Page and application data records:
══════════
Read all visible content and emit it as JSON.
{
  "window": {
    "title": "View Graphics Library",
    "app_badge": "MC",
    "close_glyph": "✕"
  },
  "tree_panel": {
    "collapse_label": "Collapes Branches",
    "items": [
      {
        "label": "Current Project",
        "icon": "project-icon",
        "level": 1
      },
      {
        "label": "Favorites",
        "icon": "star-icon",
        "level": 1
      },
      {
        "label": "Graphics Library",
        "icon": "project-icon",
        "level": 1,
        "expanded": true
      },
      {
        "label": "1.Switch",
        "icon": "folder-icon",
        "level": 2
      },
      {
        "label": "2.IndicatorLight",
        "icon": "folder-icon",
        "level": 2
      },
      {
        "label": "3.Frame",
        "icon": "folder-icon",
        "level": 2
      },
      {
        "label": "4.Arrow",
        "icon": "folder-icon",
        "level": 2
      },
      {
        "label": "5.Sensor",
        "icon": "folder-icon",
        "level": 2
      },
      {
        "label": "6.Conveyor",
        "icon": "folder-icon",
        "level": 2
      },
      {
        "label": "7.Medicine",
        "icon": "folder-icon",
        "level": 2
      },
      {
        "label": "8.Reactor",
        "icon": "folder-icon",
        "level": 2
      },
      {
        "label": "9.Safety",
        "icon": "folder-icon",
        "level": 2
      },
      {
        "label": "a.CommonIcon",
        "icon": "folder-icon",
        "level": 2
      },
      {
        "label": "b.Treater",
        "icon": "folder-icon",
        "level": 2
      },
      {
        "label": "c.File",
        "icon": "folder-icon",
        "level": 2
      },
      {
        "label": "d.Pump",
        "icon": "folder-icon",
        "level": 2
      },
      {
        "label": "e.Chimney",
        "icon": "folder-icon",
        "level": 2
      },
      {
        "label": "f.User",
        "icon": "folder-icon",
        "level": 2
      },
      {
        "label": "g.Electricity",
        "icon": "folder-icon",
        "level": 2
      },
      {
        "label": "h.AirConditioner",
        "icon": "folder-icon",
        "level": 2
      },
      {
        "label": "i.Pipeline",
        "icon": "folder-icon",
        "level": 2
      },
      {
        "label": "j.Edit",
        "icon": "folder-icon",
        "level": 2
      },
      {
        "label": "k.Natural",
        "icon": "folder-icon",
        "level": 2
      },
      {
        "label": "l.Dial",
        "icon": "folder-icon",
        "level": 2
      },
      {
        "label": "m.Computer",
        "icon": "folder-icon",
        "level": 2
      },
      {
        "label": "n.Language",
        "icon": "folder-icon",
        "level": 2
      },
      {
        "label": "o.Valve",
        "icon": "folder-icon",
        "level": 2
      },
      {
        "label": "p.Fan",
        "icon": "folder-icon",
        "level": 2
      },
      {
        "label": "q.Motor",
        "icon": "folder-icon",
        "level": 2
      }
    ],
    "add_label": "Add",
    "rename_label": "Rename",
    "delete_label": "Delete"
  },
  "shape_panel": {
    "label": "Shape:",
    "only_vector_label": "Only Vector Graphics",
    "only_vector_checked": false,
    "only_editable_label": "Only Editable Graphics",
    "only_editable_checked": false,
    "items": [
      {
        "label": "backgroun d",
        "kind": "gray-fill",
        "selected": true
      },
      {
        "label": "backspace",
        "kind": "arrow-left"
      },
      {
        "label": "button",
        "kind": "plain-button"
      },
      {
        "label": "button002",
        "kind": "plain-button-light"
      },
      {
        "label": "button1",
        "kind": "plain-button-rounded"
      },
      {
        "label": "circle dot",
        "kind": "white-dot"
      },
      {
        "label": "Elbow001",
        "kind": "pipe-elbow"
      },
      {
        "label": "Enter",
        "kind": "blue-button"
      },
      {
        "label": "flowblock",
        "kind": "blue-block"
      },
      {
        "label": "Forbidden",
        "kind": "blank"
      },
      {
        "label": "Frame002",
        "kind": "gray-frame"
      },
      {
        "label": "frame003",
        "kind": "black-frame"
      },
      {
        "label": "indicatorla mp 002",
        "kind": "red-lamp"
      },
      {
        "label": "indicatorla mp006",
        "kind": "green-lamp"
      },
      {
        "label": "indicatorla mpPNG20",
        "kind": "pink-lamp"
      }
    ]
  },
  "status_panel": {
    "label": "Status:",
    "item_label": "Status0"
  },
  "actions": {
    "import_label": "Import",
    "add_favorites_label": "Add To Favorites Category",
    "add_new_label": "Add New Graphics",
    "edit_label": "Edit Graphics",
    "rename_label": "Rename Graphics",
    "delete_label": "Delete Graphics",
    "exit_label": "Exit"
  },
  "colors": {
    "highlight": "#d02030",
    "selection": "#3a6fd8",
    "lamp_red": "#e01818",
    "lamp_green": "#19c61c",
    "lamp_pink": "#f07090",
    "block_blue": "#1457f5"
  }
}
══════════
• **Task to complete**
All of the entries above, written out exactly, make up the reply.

• **Solution for this exercise**
Read all visible content and emit it as JSON.
{
  "window": {
    "title": "View Graphics Library",
    "app_badge": "MC",
    "close_glyph": "✕"
  },
  "tree_panel": {
    "collapse_label": "Collapes Branches",
    "items": [
      {
        "label": "Current Project",
        "icon": "project-icon",
        "level": 1
      },
      {
        "label": "Favorites",
        "icon": "star-icon",
        "level": 1
      },
      {
        "label": "Graphics Library",
        "icon": "project-icon",
        "level": 1,
        "expanded": true
      },
      {
        "label": "1.Switch",
        "icon": "folder-icon",
        "level": 2
      },
      {
        "label": "2.IndicatorLight",
        "icon": "folder-icon",
        "level": 2
      },
      {
        "label": "3.Frame",
        "icon": "folder-icon",
        "level": 2
      },
      {
        "label": "4.Arrow",
        "icon": "folder-icon",
        "level": 2
      },
      {
        "label": "5.Sensor",
        "icon": "folder-icon",
        "level": 2
      },
      {
        "label": "6.Conveyor",
        "icon": "folder-icon",
        "level": 2
      },
      {
        "label": "7.Medicine",
        "icon": "folder-icon",
        "level": 2
      },
      {
        "label": "8.Reactor",
        "icon": "folder-icon",
        "level": 2
      },
      {
        "label": "9.Safety",
        "icon": "folder-icon",
        "level": 2
      },
      {
        "label": "a.CommonIcon",
        "icon": "folder-icon",
        "level": 2
      },
      {
        "label": "b.Treater",
        "icon": "folder-icon",
        "level": 2
      },
      {
        "label": "c.File",
        "icon": "folder-icon",
        "level": 2
      },
      {
        "label": "d.Pump",
        "icon": "folder-icon",
        "level": 2
      },
      {
        "label": "e.Chimney",
        "icon": "folder-icon",
        "level": 2
      },
      {
        "label": "f.User",
        "icon": "folder-icon",
        "level": 2
      },
      {
        "label": "g.Electricity",
        "icon": "folder-icon",
        "level": 2
      },
      {
        "label": "h.AirConditioner",
        "icon": "folder-icon",
        "level": 2
      },
      {
        "label": "i.Pipeline",
        "icon": "folder-icon",
        "level": 2
      },
      {
        "label": "j.Edit",
        "icon": "folder-icon",
        "level": 2
      },
      {
        "label": "k.Natural",
        "icon": "folder-icon",
        "level": 2
      },
      {
        "label": "l.Dial",
        "icon": "folder-icon",
        "level": 2
      },
      {
        "label": "m.Computer",
        "icon": "folder-icon",
        "level": 2
      },
      {
        "label": "n.Language",
        "icon": "folder-icon",
        "level": 2
      },
      {
        "label": "o.Valve",
        "icon": "folder-icon",
        "level": 2
      },
      {
        "label": "p.Fan",
        "icon": "folder-icon",
        "level": 2
      },
      {
        "label": "q.Motor",
        "icon": "folder-icon",
        "level": 2
      }
    ],
    "add_label": "Add",
    "rename_label": "Rename",
    "delete_label": "Delete"
  },
  "shape_panel": {
    "label": "Shape:",
    "only_vector_label": "Only Vector Graphics",
    "only_vector_checked": false,
    "only_editable_label": "Only Editable Graphics",
    "only_editable_checked": false,
    "items": [
      {
        "label": "backgroun d",
        "kind": "gray-fill",
        "selected": true
      },
      {
        "label": "backspace",
        "kind": "arrow-left"
      },
      {
        "label": "button",
        "kind": "plain-button"
      },
      {
        "label": "button002",
        "kind": "plain-button-light"
      },
      {
        "label": "button1",
        "kind": "plain-button-rounded"
      },
      {
        "label": "circle dot",
        "kind": "white-dot"
      },
      {
        "label": "Elbow001",
        "kind": "pipe-elbow"
      },
      {
        "label": "Enter",
        "kind": "blue-button"
      },
      {
        "label": "flowblock",
        "kind": "blue-block"
      },
      {
        "label": "Forbidden",
        "kind": "blank"
      },
      {
        "label": "Frame002",
        "kind": "gray-frame"
      },
      {
        "label": "frame003",
        "kind": "black-frame"
      },
      {
        "label": "indicatorla mp 002",
        "kind": "red-lamp"
      },
      {
        "label": "indicatorla mp006",
        "kind": "green-lamp"
      },
      {
        "label": "indicatorla mpPNG20",
        "kind": "pink-lamp"
      }
    ]
  },
  "status_panel": {
    "label": "Status:",
    "item_label": "Status0"
  },
  "actions": {
    "import_label": "Import",
    "add_favorites_label": "Add To Favorites Category",
    "add_new_label": "Add New Graphics",
    "edit_label": "Edit Graphics",
    "rename_label": "Rename Graphics",
    "delete_label": "Delete Graphics",
    "exit_label": "Exit"
  },
  "colors": {
    "highlight": "#d02030",
    "selection": "#3a6fd8",
    "lamp_red": "#e01818",
    "lamp_green": "#19c61c",
    "lamp_pink": "#f07090",
    "block_blue": "#1457f5"
  }
}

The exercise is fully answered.